About the paternalism toward John, I don't think anyone needs to take care of him or defend him. He can take care of himself. I do think Samwich would appear more credible if s/he would state who they are and what their experiences or qualifications with AS are, instead of just showing up once ion a while to post an argumentative comment. In this case it's turned into some productive discussion, but that isn't always the case.

Kanani said...

Hey Polly,
I'm fine with Samwick's anonymity. Not everyone wants to come out, and I just think of him as Samwick. He doesn't have to state his credentials or whether or not he has a relative with Asperger's or if he/she is one him or herself. Samwick is just Samwick, no need for him/her to be anything else.

All this "stuff" gets kicked around by John and the rest of us to think about.

John, what I was saying is that in the process of writing, it's possible that you throw out ideas as a means to come to a conclusive way on how to modify your views and present them.

But thanks for giving everyone something to think about and respond to.

Samwick said...

"I do think Samwich would appear more credible"

I have zero interest in seeking the approval of strangers. If the anonymity bothers you, that's completely fine. Understandable. But you have two options: you can either address the issues being discussed. Or, you can pretend that my anonymity is a barrier to the discussion.

My sense: I'm either making valid points or I'm not. If you disagree, say why. That's discussion. Focusing on side-issues: that's avoidance.

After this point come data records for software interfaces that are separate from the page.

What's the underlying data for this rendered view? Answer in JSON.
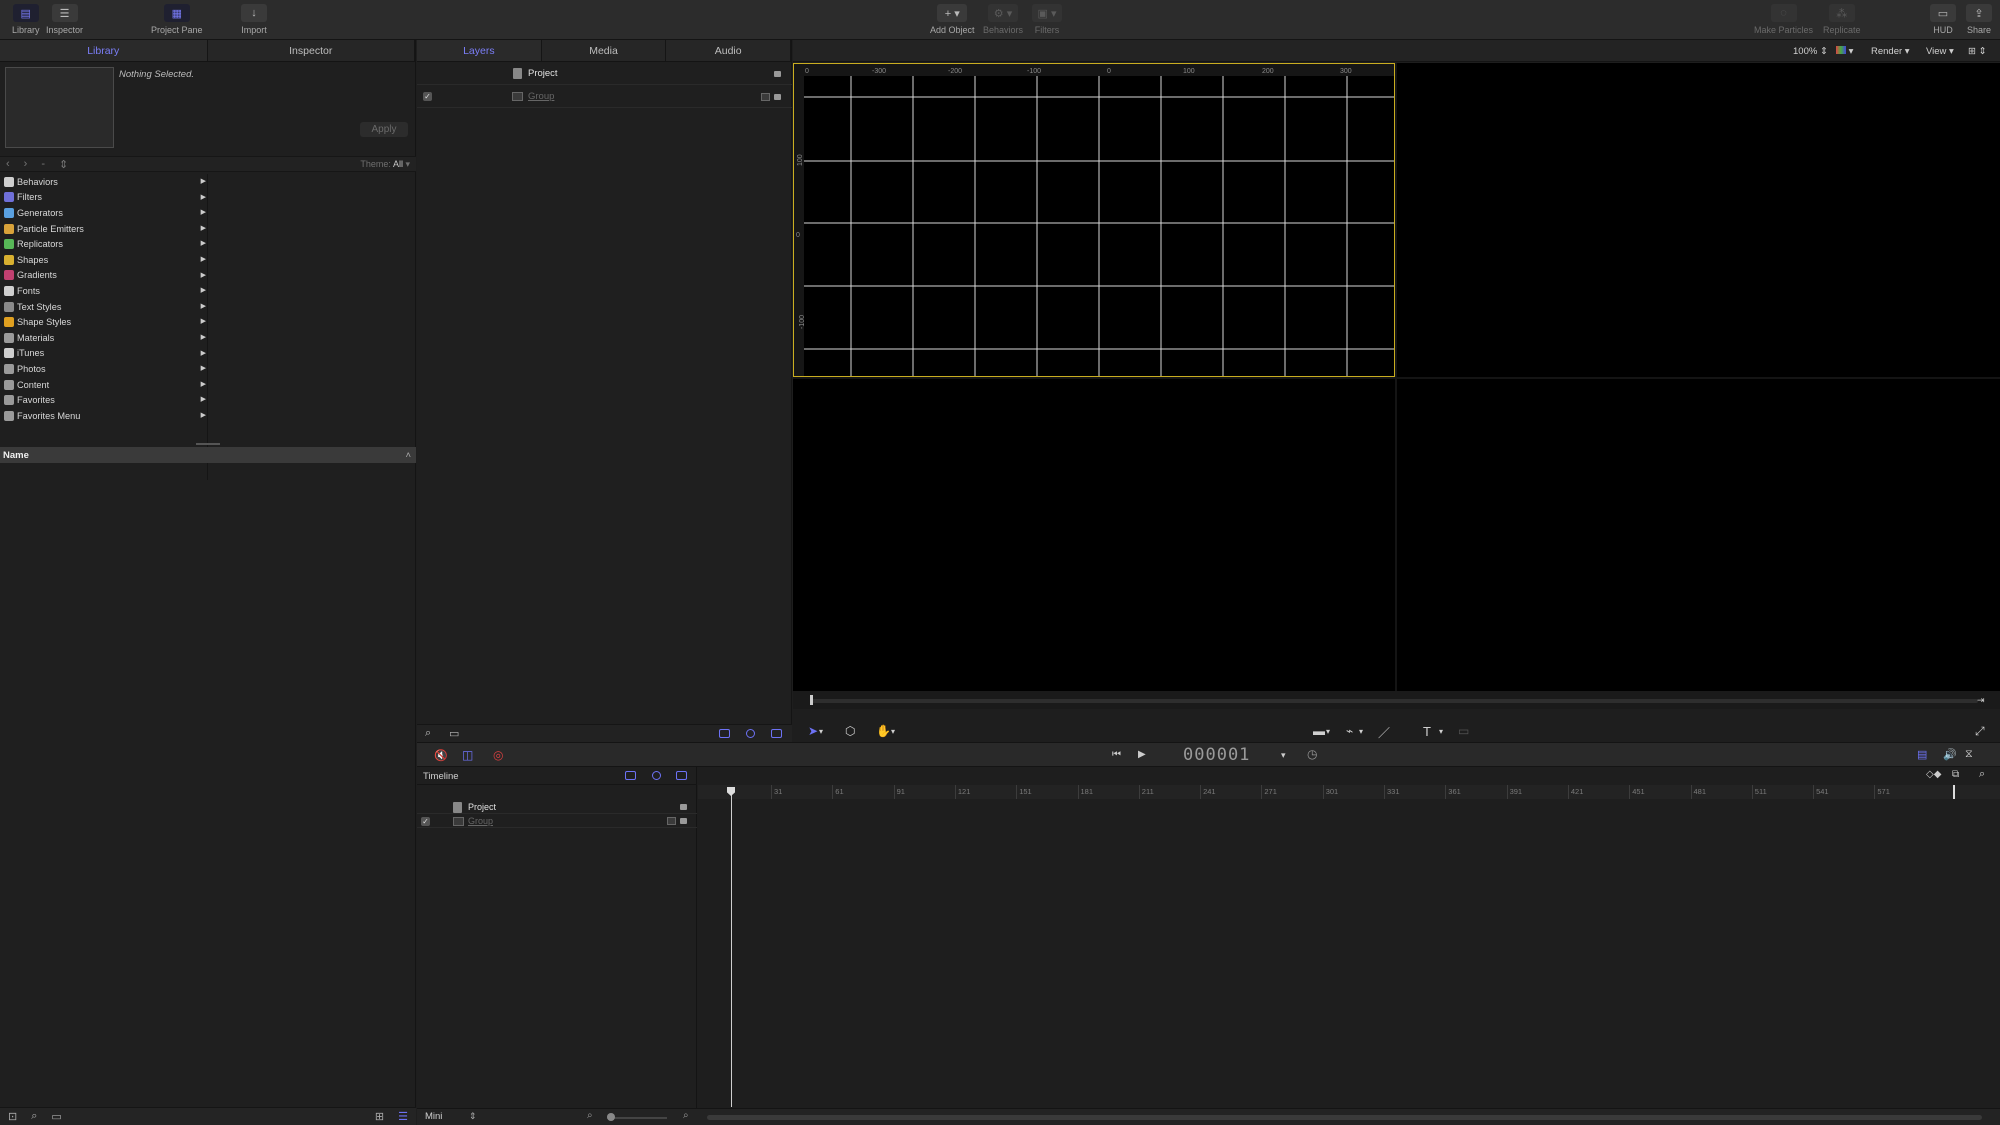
{
  "toolbar": {
    "library": "Library",
    "inspector": "Inspector",
    "project_pane": "Project Pane",
    "import": "Import",
    "add_object": "Add Object",
    "behaviors": "Behaviors",
    "filters": "Filters",
    "make_particles": "Make Particles",
    "replicate": "Replicate",
    "hud": "HUD",
    "share": "Share"
  },
  "left_panel": {
    "tabs": [
      "Library",
      "Inspector"
    ],
    "nothing_selected": "Nothing Selected.",
    "apply": "Apply",
    "theme_label": "Theme:",
    "theme_value": "All",
    "categories": [
      {
        "label": "Behaviors",
        "icon": "gear-icon",
        "color": "#cfcfcf"
      },
      {
        "label": "Filters",
        "icon": "filter-icon",
        "color": "#6f6fd8"
      },
      {
        "label": "Generators",
        "icon": "generator-icon",
        "color": "#5aa0e0"
      },
      {
        "label": "Particle Emitters",
        "icon": "particle-icon",
        "color": "#d8a23a"
      },
      {
        "label": "Replicators",
        "icon": "replicator-icon",
        "color": "#58b858"
      },
      {
        "label": "Shapes",
        "icon": "shape-icon",
        "color": "#d8b030"
      },
      {
        "label": "Gradients",
        "icon": "gradient-icon",
        "color": "#c04070"
      },
      {
        "label": "Fonts",
        "icon": "font-icon",
        "color": "#cfcfcf"
      },
      {
        "label": "Text Styles",
        "icon": "text-style-icon",
        "color": "#8a8a8a"
      },
      {
        "label": "Shape Styles",
        "icon": "shape-style-icon",
        "color": "#e0a020"
      },
      {
        "label": "Materials",
        "icon": "material-icon",
        "color": "#9a9a9a"
      },
      {
        "label": "iTunes",
        "icon": "music-icon",
        "color": "#cfcfcf"
      },
      {
        "label": "Photos",
        "icon": "photo-icon",
        "color": "#9a9a9a"
      },
      {
        "label": "Content",
        "icon": "folder-icon",
        "color": "#9a9a9a"
      },
      {
        "label": "Favorites",
        "icon": "favorites-icon",
        "color": "#9a9a9a"
      },
      {
        "label": "Favorites Menu",
        "icon": "favorites-menu-icon",
        "color": "#9a9a9a"
      }
    ],
    "name_header": "Name"
  },
  "layers_panel": {
    "tabs": [
      "Layers",
      "Media",
      "Audio"
    ],
    "project": "Project",
    "group": "Group"
  },
  "canvas": {
    "zoom": "100%",
    "render": "Render",
    "view": "View",
    "ruler_labels": [
      "0",
      "-300",
      "-200",
      "-100",
      "0",
      "100",
      "200",
      "300"
    ],
    "left_ruler_labels": [
      "100",
      "0",
      "-100"
    ]
  },
  "timeline": {
    "label": "Timeline",
    "project": "Project",
    "group": "Group",
    "timecode": "000001",
    "ruler_labels": [
      "31",
      "61",
      "91",
      "121",
      "151",
      "181",
      "211",
      "241",
      "271",
      "301",
      "331",
      "361",
      "391",
      "421",
      "451",
      "481",
      "511",
      "541",
      "571"
    ],
    "mini": "Mini"
  }
}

Samwick said...

You know, Polly Kahl, if you're wanting to know if I have Asperger's Syndrome, you could just ask directly.